Jesus’ controversial message brought fear and doubt to many people because they didn’t understand God’s plan of salvation. The transition from works of righteousness through sacrifice to God’s free gift of redemption was a hard one, mostly because it meant that anyone could enter into God’s kingdom, if he was willing to admit he was a sinner and couldn’t save himself. The hyper-critical Pharisees in particular, thought they were keeping the law and were perfect in God’s sight. Jesus exposed these men’s judgmental attitudes and cautioned his followers. Jesus taught in his Sermon on the Mount, “For I say unto you, That except your righteousness shall exceed the righteousness of the scribes and Pharisees, ye shall in no case enter into the kingdom of heaven” (Matthew 5:20). The problem was that no one believed it was possible to be more righteous than a Pharisee.
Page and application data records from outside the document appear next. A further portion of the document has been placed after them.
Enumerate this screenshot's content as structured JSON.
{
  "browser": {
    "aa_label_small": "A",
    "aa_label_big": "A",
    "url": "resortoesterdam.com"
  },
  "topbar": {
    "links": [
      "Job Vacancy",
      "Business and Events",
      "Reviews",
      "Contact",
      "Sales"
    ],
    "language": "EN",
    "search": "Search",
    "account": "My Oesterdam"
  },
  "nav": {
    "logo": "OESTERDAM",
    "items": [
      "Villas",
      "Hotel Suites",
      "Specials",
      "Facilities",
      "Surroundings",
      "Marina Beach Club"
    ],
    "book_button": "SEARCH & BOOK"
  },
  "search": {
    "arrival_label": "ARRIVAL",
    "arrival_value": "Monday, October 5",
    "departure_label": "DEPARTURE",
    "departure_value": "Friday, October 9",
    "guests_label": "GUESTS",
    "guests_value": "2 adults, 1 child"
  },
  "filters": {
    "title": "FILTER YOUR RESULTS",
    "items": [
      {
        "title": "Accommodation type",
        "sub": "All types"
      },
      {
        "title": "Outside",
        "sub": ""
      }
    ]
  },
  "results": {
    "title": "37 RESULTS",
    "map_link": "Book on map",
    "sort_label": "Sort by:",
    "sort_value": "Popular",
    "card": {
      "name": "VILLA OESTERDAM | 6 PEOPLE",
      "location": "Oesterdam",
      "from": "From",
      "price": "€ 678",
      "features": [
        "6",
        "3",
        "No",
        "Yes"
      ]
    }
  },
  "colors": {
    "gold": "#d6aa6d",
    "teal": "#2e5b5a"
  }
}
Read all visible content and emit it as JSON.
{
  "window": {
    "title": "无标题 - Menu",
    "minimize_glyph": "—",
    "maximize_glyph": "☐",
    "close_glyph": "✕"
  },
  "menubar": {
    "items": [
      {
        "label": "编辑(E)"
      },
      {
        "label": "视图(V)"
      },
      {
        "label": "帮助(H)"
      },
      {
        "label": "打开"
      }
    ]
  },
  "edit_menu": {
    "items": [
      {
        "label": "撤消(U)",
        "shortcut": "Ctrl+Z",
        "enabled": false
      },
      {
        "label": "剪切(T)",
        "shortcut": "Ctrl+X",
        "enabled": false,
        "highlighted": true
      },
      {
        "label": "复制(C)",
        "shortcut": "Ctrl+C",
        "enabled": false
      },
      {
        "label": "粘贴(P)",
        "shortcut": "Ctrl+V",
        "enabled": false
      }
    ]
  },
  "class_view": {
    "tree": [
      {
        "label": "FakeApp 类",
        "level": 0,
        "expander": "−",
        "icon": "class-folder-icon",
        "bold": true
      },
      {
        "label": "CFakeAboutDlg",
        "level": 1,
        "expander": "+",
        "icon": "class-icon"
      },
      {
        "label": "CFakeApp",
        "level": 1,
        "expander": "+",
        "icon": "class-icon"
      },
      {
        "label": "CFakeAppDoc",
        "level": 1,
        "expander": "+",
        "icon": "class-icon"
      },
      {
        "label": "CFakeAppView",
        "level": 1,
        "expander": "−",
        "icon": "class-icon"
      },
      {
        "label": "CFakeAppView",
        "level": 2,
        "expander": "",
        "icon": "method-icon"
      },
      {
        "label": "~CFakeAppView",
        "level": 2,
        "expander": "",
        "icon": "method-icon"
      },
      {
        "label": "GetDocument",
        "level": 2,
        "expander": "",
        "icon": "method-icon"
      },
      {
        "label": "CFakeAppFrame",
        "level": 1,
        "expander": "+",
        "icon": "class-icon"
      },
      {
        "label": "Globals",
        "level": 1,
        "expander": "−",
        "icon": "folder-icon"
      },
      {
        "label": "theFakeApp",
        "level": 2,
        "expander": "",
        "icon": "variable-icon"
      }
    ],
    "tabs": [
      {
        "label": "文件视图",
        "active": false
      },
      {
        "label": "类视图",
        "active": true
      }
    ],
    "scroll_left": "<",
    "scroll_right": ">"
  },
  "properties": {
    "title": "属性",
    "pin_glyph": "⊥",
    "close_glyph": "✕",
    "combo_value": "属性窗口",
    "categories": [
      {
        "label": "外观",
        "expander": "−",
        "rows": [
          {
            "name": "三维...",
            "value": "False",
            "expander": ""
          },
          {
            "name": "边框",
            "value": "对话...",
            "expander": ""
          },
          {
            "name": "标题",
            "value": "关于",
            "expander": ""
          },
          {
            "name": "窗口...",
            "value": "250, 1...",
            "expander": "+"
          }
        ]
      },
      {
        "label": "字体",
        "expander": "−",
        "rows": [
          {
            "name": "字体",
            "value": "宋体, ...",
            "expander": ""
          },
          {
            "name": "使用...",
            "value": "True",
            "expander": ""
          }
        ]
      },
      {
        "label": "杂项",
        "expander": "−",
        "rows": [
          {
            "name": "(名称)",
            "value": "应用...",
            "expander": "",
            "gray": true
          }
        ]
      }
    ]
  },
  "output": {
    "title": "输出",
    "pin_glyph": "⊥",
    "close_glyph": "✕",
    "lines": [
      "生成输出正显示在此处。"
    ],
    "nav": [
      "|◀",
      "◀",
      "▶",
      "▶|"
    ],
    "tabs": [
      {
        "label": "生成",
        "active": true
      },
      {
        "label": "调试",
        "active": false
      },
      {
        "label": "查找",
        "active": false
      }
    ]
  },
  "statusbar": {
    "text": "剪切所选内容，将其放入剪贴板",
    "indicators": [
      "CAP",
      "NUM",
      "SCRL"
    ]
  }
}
The Greek words Jesus used for exceed, perisseuo (per-is-syoo´-o) pleion (pli´-own) mean to superabound, to be greater than or in excess of what is required (4052/4119).
During the transition from the Old Covenant, the Mosaic Law, to the New Covenant, salvation by grace, Jesus emphasized the importance of the Jews attitude toward what they thought was sinful behavior. He stated, “For John came neither eating nor drinking, and they say, He hath a devil. The Son of man came eating and drinking, and they say, Behold a man gluttonous, and a winebibber, a friend of publicans and sinners. But wisdom is justified of her children” (Matthew 11:18-19). The point Jesus was trying to make was that the people were not content with their new situation. They wanted everything to be as they liked, comfortable and easy to handle. In essence, they thought Jesus and John the Baptist were too radical. The Jews were looking for a nice, middle of the road viewpoint to follow. The statement, “But wisdom is justified of her children” (Matthew 11:19) was meant as a criticism of the Jews lack of awareness of the extreme sacrifice Jesus was making by taking upon himself the responsibility for saving the world.